(34.) Steve Woolgar 1988: 30ff.) coined the expression “methodological horrors” to describe highly general interpretative problems both in empirical science and empirical science studies. Here, we use the term in a more particularized way to describe a field of contingencies and possible sources of error that adversary attacks on forensic DNA evidence have raised.
(35.) William Thompson, interview (May 2003). See Aronson 2007: 78–79).
(37.) Prosecutors also could turn to the pages of Science, as Lewontin and Hartl's arguments were rebutted by Chakraborty & Kidd (1991) in the same issue of Science, leading to further complaints about the way the Science editors commissioned the rebuttal after Lewontin and Hartl had submitted their article (see Roberts, 1991).

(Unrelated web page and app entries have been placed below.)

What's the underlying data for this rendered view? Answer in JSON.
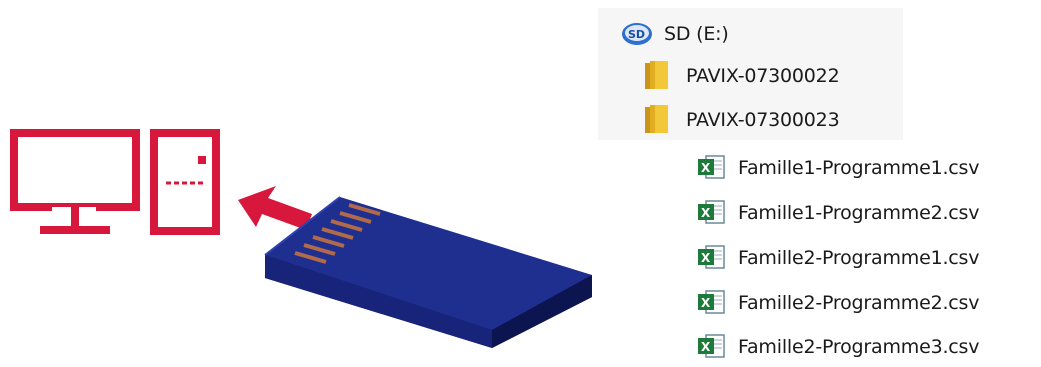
{
  "colors": {
    "computer": "#d8173d",
    "arrow": "#d8173d",
    "card_body": "#1f2f8f",
    "card_contacts": "#b36a4a",
    "folder": "#e6b722",
    "csv_icon": "#1e7a3a"
  },
  "illustration": {
    "computer_icon": "desktop-computer-icon",
    "arrow_icon": "arrow-up-left-icon",
    "card_icon": "sd-card-icon"
  },
  "explorer": {
    "drive": {
      "icon": "sd-drive-icon",
      "label": "SD (E:)"
    },
    "folders": [
      {
        "icon": "folder-icon",
        "label": "PAVIX-07300022"
      },
      {
        "icon": "folder-icon",
        "label": "PAVIX-07300023"
      }
    ],
    "files": [
      {
        "icon": "csv-file-icon",
        "label": "Famille1-Programme1.csv"
      },
      {
        "icon": "csv-file-icon",
        "label": "Famille1-Programme2.csv"
      },
      {
        "icon": "csv-file-icon",
        "label": "Famille2-Programme1.csv"
      },
      {
        "icon": "csv-file-icon",
        "label": "Famille2-Programme2.csv"
      },
      {
        "icon": "csv-file-icon",
        "label": "Famille2-Programme3.csv"
      }
    ]
  }
}
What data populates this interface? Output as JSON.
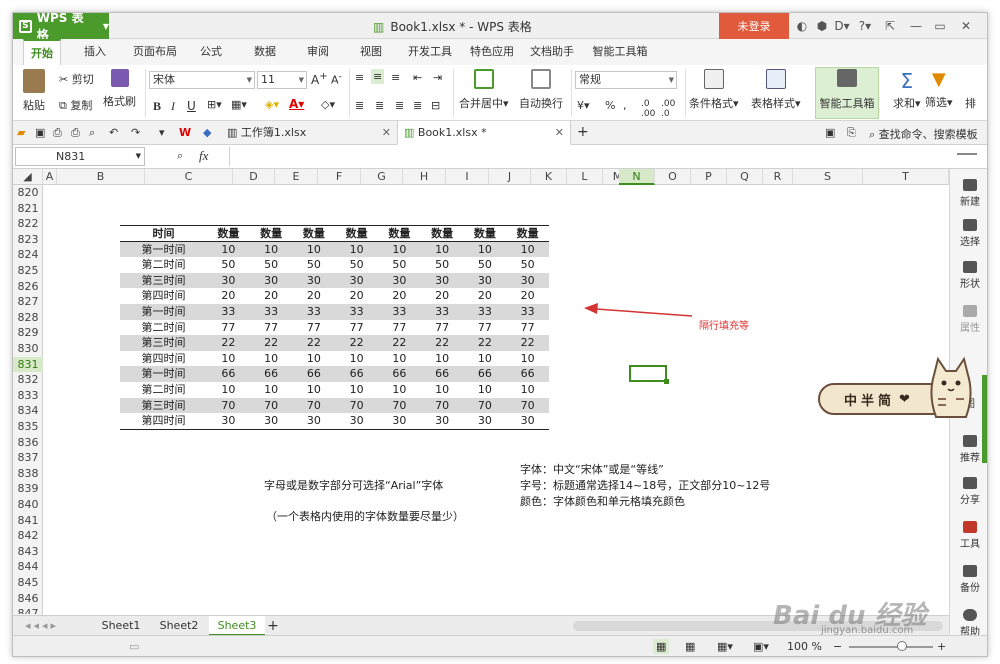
{
  "app": {
    "name": "WPS 表格",
    "window_title": "Book1.xlsx * - WPS 表格",
    "login_label": "未登录",
    "help_label": "?"
  },
  "colors": {
    "accent": "#4b9a2c",
    "login": "#e05a3b",
    "annotation": "#d33333",
    "row_shade": "#d9d9d9"
  },
  "ribbon_tabs": [
    "开始",
    "插入",
    "页面布局",
    "公式",
    "数据",
    "审阅",
    "视图",
    "开发工具",
    "特色应用",
    "文档助手",
    "智能工具箱"
  ],
  "ribbon": {
    "paste": "粘贴",
    "cut": "剪切",
    "copy": "复制",
    "format_painter": "格式刷",
    "font_name": "宋体",
    "font_size": "11",
    "merge_center": "合并居中",
    "wrap": "自动换行",
    "number_format": "常规",
    "conditional": "条件格式",
    "table_style": "表格样式",
    "smart_toolbox": "智能工具箱",
    "sum": "求和",
    "filter": "筛选",
    "sort": "排"
  },
  "doc_tabs": [
    {
      "label": "工作簿1.xlsx",
      "active": false
    },
    {
      "label": "Book1.xlsx *",
      "active": true
    }
  ],
  "search": {
    "label": "查找命令、搜索模板"
  },
  "formula_bar": {
    "name_box": "N831",
    "fx": "fx",
    "value": ""
  },
  "columns": [
    "A",
    "B",
    "C",
    "D",
    "E",
    "F",
    "G",
    "H",
    "I",
    "J",
    "K",
    "L",
    "M",
    "N",
    "O",
    "P",
    "Q",
    "R",
    "S",
    "T"
  ],
  "rows": [
    "820",
    "821",
    "822",
    "823",
    "824",
    "825",
    "826",
    "827",
    "828",
    "829",
    "830",
    "831",
    "832",
    "833",
    "834",
    "835",
    "836",
    "837",
    "838",
    "839",
    "840",
    "841",
    "842",
    "843",
    "844",
    "845",
    "846",
    "847"
  ],
  "selected_cell": {
    "col": "N",
    "row": "831"
  },
  "table": {
    "headers": [
      "时间",
      "数量",
      "数量",
      "数量",
      "数量",
      "数量",
      "数量",
      "数量",
      "数量"
    ],
    "rows": [
      {
        "label": "第一时间",
        "values": [
          "10",
          "10",
          "10",
          "10",
          "10",
          "10",
          "10",
          "10"
        ]
      },
      {
        "label": "第二时间",
        "values": [
          "50",
          "50",
          "50",
          "50",
          "50",
          "50",
          "50",
          "50"
        ]
      },
      {
        "label": "第三时间",
        "values": [
          "30",
          "30",
          "30",
          "30",
          "30",
          "30",
          "30",
          "30"
        ]
      },
      {
        "label": "第四时间",
        "values": [
          "20",
          "20",
          "20",
          "20",
          "20",
          "20",
          "20",
          "20"
        ]
      },
      {
        "label": "第一时间",
        "values": [
          "33",
          "33",
          "33",
          "33",
          "33",
          "33",
          "33",
          "33"
        ]
      },
      {
        "label": "第二时间",
        "values": [
          "77",
          "77",
          "77",
          "77",
          "77",
          "77",
          "77",
          "77"
        ]
      },
      {
        "label": "第三时间",
        "values": [
          "22",
          "22",
          "22",
          "22",
          "22",
          "22",
          "22",
          "22"
        ]
      },
      {
        "label": "第四时间",
        "values": [
          "10",
          "10",
          "10",
          "10",
          "10",
          "10",
          "10",
          "10"
        ]
      },
      {
        "label": "第一时间",
        "values": [
          "66",
          "66",
          "66",
          "66",
          "66",
          "66",
          "66",
          "66"
        ]
      },
      {
        "label": "第二时间",
        "values": [
          "10",
          "10",
          "10",
          "10",
          "10",
          "10",
          "10",
          "10"
        ]
      },
      {
        "label": "第三时间",
        "values": [
          "70",
          "70",
          "70",
          "70",
          "70",
          "70",
          "70",
          "70"
        ]
      },
      {
        "label": "第四时间",
        "values": [
          "30",
          "30",
          "30",
          "30",
          "30",
          "30",
          "30",
          "30"
        ]
      }
    ]
  },
  "annotation": "隔行填充等",
  "notes": {
    "left_1": "字母或是数字部分可选择“Arial”字体",
    "left_2": "（一个表格内使用的字体数量要尽量少）",
    "right_1": "字体：中文“宋体”或是“等线”",
    "right_2": "字号：标题通常选择14~18号，正文部分10~12号",
    "right_3": "颜色：字体颜色和单元格填充颜色"
  },
  "right_pane": [
    "新建",
    "选择",
    "形状",
    "属性",
    "",
    "图",
    "推荐",
    "分享",
    "工具",
    "备份",
    "帮助"
  ],
  "sticker": "中半简",
  "sheet_tabs": [
    {
      "label": "Sheet1",
      "active": false
    },
    {
      "label": "Sheet2",
      "active": false
    },
    {
      "label": "Sheet3",
      "active": true
    }
  ],
  "zoom": "100 %",
  "watermark": {
    "brand": "Bai du 经验",
    "url": "jingyan.baidu.com"
  }
}
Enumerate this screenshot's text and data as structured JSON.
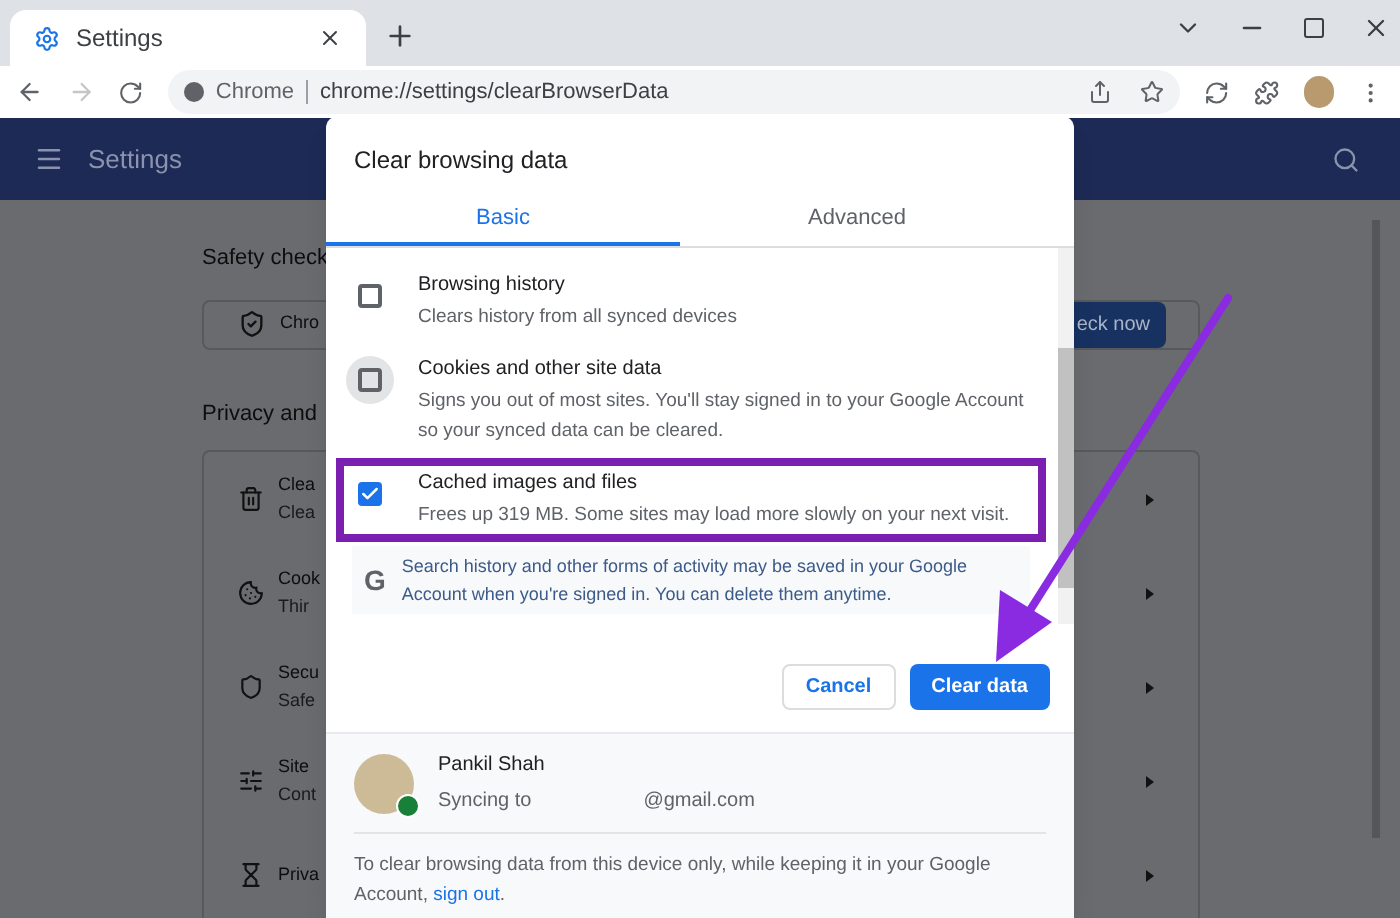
{
  "browser": {
    "tabs": [
      {
        "title": "Settings",
        "selected": true
      }
    ],
    "site_label": "Chrome",
    "url": "chrome://settings/clearBrowserData"
  },
  "settings_header": {
    "title": "Settings"
  },
  "background": {
    "safety_check": {
      "title": "Safety check",
      "row_text": "Chro",
      "button": "eck now"
    },
    "privacy": {
      "title": "Privacy and",
      "rows": [
        {
          "title": "Clea",
          "subtitle": "Clea"
        },
        {
          "title": "Cook",
          "subtitle": "Thir"
        },
        {
          "title": "Secu",
          "subtitle": "Safe"
        },
        {
          "title": "Site",
          "subtitle": "Cont"
        },
        {
          "title": "Priva"
        }
      ]
    }
  },
  "dialog": {
    "title": "Clear browsing data",
    "tabs": [
      {
        "label": "Basic",
        "selected": true
      },
      {
        "label": "Advanced",
        "selected": false
      }
    ],
    "options": [
      {
        "title": "Browsing history",
        "description": "Clears history from all synced devices",
        "checked": false,
        "focused": false,
        "highlighted": false
      },
      {
        "title": "Cookies and other site data",
        "description": "Signs you out of most sites. You'll stay signed in to your Google Account so your synced data can be cleared.",
        "checked": false,
        "focused": true,
        "highlighted": false
      },
      {
        "title": "Cached images and files",
        "description": "Frees up 319 MB. Some sites may load more slowly on your next visit.",
        "checked": true,
        "focused": false,
        "highlighted": true
      }
    ],
    "notice": {
      "icon_letter": "G",
      "text": "Search history and other forms of activity may be saved in your Google Account when you're signed in. You can delete them anytime."
    },
    "buttons": [
      {
        "label": "Cancel",
        "kind": "secondary"
      },
      {
        "label": "Clear data",
        "kind": "primary"
      }
    ],
    "account": {
      "name": "Pankil Shah",
      "syncing": "Syncing to",
      "email": "@gmail.com"
    },
    "footer": {
      "text": "To clear browsing data from this device only, while keeping it in your Google Account, ",
      "link": "sign out",
      "end": "."
    }
  }
}
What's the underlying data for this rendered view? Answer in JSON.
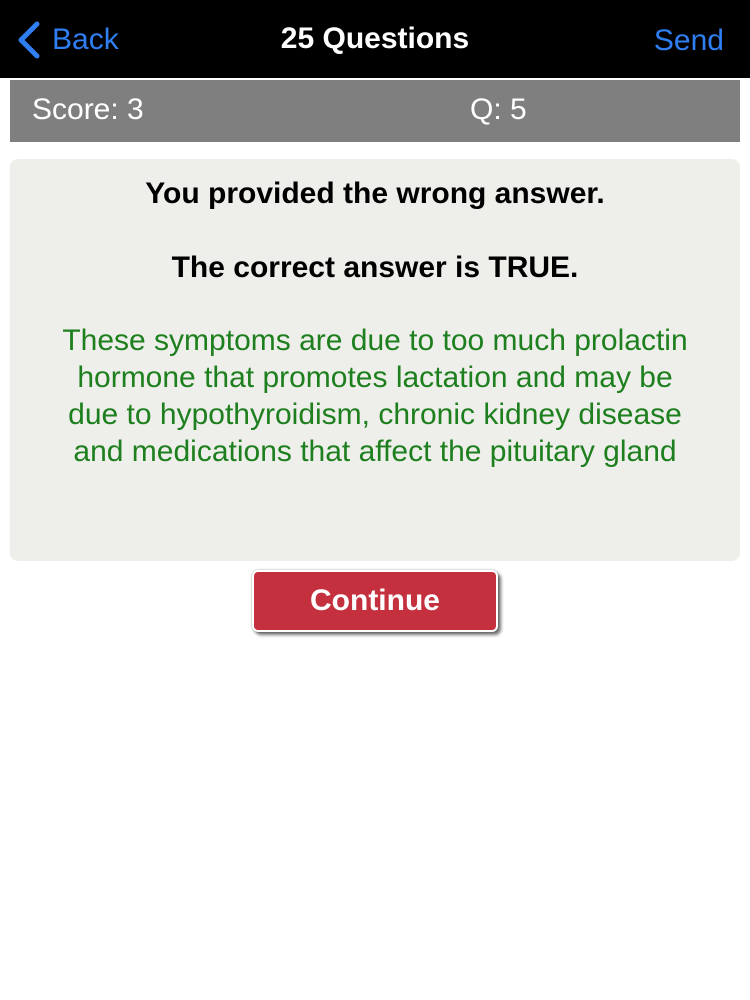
{
  "navbar": {
    "back_label": "Back",
    "back_icon": "chevron-left-icon",
    "title": "25 Questions",
    "send_label": "Send"
  },
  "status": {
    "score": "Score: 3",
    "question": "Q: 5"
  },
  "feedback": {
    "wrong_message": "You provided the wrong answer.",
    "correct_message": "The correct answer is TRUE.",
    "explanation": "These symptoms are due to too much prolactin hormone that promotes lactation and may be due to hypothyroidism, chronic kidney disease and medications that affect the pituitary gland"
  },
  "actions": {
    "continue_label": "Continue"
  },
  "colors": {
    "navbar_bg": "#000000",
    "link_blue": "#2f7ff2",
    "scorebar_bg": "#7f7f7f",
    "card_bg": "#eeeeea",
    "explanation_green": "#1d7f1d",
    "continue_red": "#c5303f"
  }
}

(39.) Although ad hoc practices are commonly associated with unsound scientific practice, a deep question remains as to whether they are a necessary part of the local, judgmental work of examining data. In a study of sociological efforts to code data, Garfinkel (1967) suggested that ad hoc practices were inescapable resources for making sense of, and classifying, data. Holton's (1978) analysis of Robert Millikan's oil drop experiment is the canonical study of a case that documents an experiment that succeeded because the experimenter violated the canons of experimental practice by presuming the correct result in the analysis of the data from the experimental runs that demonstrated that result. Daniel Kevles's (1998) study of the Theresa Imanishi-Kari/David Baltimore affair documents how badly things can go wrong when outsiders appeal to popular conceptions of experimental practice when investigating a charge of fraud.
(41.) The possibility of cross-contamination became even more acute when PCR-based techniques were widely implemented. A 1990 report by the Office of Technology Assessment (OTA) noted that with techniques using PCR, cross-contamination was especially problematic: “Even flipping the top of a tube containing DNA can create an aerosol with enough sample to contaminate a nearby tube” (OTA, 1990: 69). The report added, “Should a suspect's sample accidentally contaminate a questioned sample containing degraded (or no) DNA, subsequent PCR amplification of the questioned sample would show that it perfectly matched the suspect” (70). (This possibility later provided a basis for argument in the O. J. Simpson trial.)